One drawback of the MP5 player that I’m thinking of buying is that it does not play DVDs. That is inconvenient, but I can rip a DVD to a file on my computer, though it’s an extra step that I’d rather not do given the choice. However, I haven’t seen a combined MP5/DVD player yet, though such a thing could easily be manufactured. It is possible to hook up both a DVD and MP5 player to the TV at the same time, with the MP5 occupying the HDMI interface and the DVD using the AV port, and my digital broadcast TV (I don’t have cable) connected to the YPbPr port.

Gosh, whoever thought that watching TV could get this complicated?


Ok, understand your dilemma, so maybe the MP5 is your best bet in terms of ease of use.
Just throwing out a few other optiosn for you, (have not tested these, so not sure on the quality or price), - VGA to HDMI converter , add a wirless mouse to your laptop and it could work. Though you still have wires, i hate wires, so definately not something i would go for.
or this one, which comes with a remote, … vi-content
Also these ones, but pricey, so rather buy a new pc :slight_smile:
vga-to-hdmi-review.toptenreviews … eview.html

Alternatively, if HD is not so important, then something like this could also work, … wires-too/

Good luck in your quest!
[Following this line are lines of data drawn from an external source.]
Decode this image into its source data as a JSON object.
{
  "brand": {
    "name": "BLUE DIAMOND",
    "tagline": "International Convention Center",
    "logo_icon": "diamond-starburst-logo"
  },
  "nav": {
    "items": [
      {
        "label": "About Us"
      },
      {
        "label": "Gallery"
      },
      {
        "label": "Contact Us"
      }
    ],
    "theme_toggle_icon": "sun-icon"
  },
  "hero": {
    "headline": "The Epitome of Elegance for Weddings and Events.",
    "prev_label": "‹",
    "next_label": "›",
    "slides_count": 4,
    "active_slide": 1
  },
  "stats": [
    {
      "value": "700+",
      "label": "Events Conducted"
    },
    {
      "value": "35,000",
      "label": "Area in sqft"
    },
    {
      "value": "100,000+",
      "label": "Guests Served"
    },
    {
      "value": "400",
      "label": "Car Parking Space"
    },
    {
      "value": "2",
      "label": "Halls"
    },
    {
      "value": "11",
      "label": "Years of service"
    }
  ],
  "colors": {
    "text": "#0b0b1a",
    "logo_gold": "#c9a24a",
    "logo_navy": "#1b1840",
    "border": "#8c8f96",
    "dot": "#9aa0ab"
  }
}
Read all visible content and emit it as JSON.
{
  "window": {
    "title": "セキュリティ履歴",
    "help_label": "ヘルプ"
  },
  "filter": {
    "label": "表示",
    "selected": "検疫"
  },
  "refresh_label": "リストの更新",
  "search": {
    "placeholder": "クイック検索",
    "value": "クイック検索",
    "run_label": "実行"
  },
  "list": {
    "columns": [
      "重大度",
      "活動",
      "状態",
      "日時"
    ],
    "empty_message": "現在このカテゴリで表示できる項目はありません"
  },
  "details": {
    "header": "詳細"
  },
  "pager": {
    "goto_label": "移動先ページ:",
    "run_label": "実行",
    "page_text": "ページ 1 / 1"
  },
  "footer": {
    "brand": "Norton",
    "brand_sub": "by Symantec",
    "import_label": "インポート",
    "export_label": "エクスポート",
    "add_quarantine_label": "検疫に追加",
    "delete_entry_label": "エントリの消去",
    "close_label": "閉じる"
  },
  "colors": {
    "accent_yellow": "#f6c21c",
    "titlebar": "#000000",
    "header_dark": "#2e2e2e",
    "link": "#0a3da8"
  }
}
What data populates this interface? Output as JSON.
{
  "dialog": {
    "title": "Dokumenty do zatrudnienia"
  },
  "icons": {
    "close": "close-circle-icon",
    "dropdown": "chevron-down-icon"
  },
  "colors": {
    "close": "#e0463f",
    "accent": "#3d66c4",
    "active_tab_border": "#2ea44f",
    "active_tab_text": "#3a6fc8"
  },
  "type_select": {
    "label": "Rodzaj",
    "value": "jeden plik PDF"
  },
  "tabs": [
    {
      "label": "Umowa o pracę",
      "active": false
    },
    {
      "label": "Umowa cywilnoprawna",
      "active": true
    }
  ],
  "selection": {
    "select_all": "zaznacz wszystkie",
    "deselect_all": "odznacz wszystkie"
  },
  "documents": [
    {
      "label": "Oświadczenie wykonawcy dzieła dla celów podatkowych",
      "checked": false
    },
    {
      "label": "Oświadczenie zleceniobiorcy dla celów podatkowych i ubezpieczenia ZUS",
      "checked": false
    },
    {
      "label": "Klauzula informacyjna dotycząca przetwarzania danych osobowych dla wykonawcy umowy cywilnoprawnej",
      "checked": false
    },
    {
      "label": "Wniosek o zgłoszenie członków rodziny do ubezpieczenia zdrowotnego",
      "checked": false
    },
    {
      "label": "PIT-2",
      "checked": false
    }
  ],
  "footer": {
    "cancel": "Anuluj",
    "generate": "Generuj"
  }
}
I did mine around 6 months ago, thankfully i had a spare lap top, and with the cabling already installed (through the ceiling) in the apartment, it was a easy setup. Only drawback is no HD, but i can live with that for now.

Get yourself a PS3. You can game, watch Blu ray movies in HD, watch DVD’s that’ll upconvert into 720 and you can stream all your media from your PC via Wi-Fi to your TV.